**Instructions for the task**
After reading the entries below, report how many lines have the string "label" in them, giving the number alone.

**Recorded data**
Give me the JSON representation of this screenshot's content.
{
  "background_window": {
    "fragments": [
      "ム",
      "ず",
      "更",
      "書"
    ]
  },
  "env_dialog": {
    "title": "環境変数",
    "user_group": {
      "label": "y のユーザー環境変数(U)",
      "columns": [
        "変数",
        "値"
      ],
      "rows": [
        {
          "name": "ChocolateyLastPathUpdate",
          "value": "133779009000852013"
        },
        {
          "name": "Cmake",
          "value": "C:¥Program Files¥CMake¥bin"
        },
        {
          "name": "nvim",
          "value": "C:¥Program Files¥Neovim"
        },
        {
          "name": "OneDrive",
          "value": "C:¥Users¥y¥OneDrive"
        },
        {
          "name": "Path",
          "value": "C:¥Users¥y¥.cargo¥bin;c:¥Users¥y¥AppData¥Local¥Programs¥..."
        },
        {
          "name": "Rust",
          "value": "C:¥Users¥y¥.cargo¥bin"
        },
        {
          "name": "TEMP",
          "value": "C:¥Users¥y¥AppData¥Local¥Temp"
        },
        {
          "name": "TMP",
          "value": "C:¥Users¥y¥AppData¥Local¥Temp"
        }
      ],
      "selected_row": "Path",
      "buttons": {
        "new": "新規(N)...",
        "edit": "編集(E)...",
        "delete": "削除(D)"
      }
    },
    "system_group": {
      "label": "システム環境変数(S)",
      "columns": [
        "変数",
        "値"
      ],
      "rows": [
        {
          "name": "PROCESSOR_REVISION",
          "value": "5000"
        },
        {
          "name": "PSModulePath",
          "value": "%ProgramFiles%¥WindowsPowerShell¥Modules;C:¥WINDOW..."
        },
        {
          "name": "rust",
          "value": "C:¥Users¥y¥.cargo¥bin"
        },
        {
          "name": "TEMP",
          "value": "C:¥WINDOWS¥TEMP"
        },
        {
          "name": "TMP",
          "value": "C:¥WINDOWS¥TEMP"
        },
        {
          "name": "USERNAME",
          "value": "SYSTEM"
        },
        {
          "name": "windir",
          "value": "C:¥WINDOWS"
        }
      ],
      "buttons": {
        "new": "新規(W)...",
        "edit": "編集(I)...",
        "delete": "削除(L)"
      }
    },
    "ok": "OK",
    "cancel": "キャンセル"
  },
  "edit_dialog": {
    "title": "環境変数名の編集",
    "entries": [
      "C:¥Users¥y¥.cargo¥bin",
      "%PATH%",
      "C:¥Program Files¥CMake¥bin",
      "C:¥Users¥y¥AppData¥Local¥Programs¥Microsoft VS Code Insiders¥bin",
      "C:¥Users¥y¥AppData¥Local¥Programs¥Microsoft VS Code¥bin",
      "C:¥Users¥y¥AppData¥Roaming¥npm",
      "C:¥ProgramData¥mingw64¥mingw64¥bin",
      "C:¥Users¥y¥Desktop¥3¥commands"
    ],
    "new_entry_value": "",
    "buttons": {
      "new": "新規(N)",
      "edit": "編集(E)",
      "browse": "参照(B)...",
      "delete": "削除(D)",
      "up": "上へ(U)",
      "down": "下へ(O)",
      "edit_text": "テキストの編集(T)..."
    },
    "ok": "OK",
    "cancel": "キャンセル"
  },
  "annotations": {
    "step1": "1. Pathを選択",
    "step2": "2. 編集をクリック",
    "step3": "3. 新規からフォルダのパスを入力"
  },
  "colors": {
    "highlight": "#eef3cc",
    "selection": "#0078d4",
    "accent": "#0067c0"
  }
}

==

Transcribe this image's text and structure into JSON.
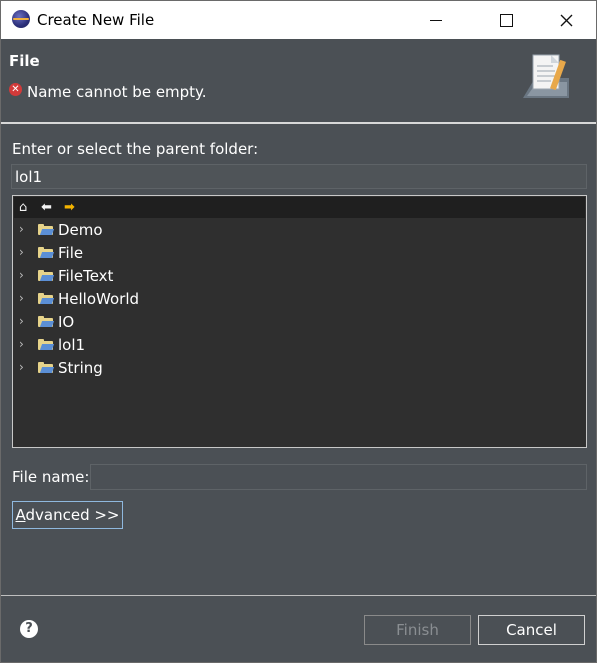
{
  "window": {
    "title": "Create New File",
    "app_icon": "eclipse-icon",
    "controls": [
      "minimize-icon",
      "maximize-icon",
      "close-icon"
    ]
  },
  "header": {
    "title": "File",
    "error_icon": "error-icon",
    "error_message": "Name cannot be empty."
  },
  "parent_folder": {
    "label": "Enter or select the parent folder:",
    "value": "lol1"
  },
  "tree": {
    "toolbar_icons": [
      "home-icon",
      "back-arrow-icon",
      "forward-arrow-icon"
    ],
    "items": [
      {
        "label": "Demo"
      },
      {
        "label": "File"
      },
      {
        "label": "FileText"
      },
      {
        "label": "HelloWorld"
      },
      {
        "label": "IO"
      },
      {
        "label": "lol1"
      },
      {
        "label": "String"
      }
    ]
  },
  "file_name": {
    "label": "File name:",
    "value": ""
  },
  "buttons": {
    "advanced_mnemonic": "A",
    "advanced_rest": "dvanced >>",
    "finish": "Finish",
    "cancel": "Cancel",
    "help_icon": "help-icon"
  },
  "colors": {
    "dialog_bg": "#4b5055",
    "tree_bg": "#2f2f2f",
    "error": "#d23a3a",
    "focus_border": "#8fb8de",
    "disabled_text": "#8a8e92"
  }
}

**Completed exercise**
11